I know it's kind of a cool phone because my wife and son have one (me and my daughter are more the blackberry type). But do I really need an app that's a leveler, or a mirror, or a flashlight or one that tells me where the nearest boutique coffee bar is?? I think not.

I asked my wife how many of the apps she downloaded had she really used. The answer is one -- Facebook.

Yeah, it would be kind of cool to hold an iPhone up to a radio and have your app instantly know the song playing but...when was the last time that happened? Who listens to radio anymore anyway? And when was the last time any radio station played a song that you cared about?

But I do have to hand it to Apple, the company that made apps part of our lexicon. A brilliant marketing ploy because it has convinced millions of us to buy esoteric software that most of us have absolutely no need for. All those apps designed to help us carry on with everyday life? I don't need 'em because, y'know, I have a brain for that.

Monday, March 22, 2010

Old (hot) dog, new tricks...

I would estimate that I've eaten at least a couple of hundred dirty water hot dogs in NYC, given that I've lived here all my life. I'm not proud of that and wonder what the health consequences were/are/will be. I did lose my hair at an early age -- can I blame that on ordering one too many hot dogs from those street vendors?

I love hot dogs but I know they're no good for you so what to do? Sunday, I may have found the answer -- the politically correct hot dog. On a long walk along Park Slope's 5th Avenue, I turned up Bergen Street and found, along a little strip of cutesy-pie stores, one called Bark. It sells hot dogs for the locavore.

Bark makes hot dogs hip and, more importantly, okay to eat. The tables are made from recycled wood, the paper products are all from recycled stock, and the meat and nearly every ingredient is made locally. The hot dogs come from a sausage factory in Rochester, the beans are heirloom, and the pickles and sauerkraut are made in-house.

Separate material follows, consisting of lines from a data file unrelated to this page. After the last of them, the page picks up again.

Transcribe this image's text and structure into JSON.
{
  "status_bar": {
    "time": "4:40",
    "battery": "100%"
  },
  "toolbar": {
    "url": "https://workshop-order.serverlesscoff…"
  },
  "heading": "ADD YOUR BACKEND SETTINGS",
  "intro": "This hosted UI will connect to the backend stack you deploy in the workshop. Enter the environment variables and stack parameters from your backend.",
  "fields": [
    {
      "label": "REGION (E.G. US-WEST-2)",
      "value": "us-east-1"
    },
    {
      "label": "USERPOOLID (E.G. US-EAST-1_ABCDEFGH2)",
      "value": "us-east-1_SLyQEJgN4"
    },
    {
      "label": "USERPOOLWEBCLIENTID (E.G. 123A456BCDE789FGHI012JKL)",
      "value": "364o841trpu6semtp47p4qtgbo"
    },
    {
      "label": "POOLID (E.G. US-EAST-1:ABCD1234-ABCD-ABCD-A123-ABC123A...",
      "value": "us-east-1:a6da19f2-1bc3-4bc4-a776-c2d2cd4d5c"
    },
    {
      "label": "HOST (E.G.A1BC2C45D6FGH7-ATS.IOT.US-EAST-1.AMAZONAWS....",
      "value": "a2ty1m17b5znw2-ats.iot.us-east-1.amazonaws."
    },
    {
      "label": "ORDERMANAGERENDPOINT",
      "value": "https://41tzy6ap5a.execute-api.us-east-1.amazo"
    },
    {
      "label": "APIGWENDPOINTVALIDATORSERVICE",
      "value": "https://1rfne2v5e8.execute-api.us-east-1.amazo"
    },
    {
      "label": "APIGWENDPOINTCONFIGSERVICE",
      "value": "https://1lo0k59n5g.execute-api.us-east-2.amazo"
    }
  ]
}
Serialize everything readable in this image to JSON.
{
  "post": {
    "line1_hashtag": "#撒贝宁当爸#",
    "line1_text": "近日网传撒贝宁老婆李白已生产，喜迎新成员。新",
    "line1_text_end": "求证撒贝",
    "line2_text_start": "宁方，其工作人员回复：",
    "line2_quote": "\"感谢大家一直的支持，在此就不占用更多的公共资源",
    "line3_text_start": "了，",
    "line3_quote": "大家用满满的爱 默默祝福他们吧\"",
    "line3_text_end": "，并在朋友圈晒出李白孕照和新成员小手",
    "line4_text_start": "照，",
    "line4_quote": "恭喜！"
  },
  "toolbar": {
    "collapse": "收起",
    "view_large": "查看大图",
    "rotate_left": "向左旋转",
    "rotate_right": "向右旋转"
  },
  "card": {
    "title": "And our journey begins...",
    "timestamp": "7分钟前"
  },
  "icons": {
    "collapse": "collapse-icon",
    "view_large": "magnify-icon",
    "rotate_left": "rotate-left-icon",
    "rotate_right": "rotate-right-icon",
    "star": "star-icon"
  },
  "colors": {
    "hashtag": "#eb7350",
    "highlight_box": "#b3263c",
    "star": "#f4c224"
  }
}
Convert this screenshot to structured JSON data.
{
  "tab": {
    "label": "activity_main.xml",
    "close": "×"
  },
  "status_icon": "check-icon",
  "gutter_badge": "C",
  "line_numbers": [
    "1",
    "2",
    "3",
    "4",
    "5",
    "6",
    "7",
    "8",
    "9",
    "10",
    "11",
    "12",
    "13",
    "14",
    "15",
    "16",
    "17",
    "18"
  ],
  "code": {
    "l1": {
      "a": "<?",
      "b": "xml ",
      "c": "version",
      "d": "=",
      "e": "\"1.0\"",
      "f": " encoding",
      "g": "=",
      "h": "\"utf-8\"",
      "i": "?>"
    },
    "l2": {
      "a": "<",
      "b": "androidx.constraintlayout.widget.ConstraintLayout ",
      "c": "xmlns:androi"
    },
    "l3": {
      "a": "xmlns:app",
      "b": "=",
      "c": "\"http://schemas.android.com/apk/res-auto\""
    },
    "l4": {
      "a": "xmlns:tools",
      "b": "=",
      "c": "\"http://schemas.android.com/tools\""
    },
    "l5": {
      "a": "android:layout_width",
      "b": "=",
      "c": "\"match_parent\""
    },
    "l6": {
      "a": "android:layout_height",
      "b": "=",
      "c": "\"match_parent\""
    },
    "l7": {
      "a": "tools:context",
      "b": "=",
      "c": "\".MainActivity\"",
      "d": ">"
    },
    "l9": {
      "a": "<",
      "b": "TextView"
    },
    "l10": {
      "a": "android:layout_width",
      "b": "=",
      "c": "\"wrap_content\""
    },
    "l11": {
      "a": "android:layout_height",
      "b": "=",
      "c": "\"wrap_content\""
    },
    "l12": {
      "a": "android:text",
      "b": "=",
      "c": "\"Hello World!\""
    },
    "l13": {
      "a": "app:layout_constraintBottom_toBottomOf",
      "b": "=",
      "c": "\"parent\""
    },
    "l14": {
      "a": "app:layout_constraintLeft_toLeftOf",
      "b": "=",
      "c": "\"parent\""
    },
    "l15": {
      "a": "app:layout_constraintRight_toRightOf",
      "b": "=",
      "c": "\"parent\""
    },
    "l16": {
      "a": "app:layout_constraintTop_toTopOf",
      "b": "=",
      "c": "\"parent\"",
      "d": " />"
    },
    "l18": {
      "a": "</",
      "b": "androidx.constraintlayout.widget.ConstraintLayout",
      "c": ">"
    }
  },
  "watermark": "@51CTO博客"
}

The place was packed with those of us who eschew traditional brunch in favor of something more naughty -- hot dogs. And Bark made us all feel good about our choice. Finally, I can feel virtuous about one of the city's great food choices and not worry about my hair falling out...too late for that anyway.

P.S. I am just beginning to transfer my established blog to this format. If you'd like to read my past posts, please click here.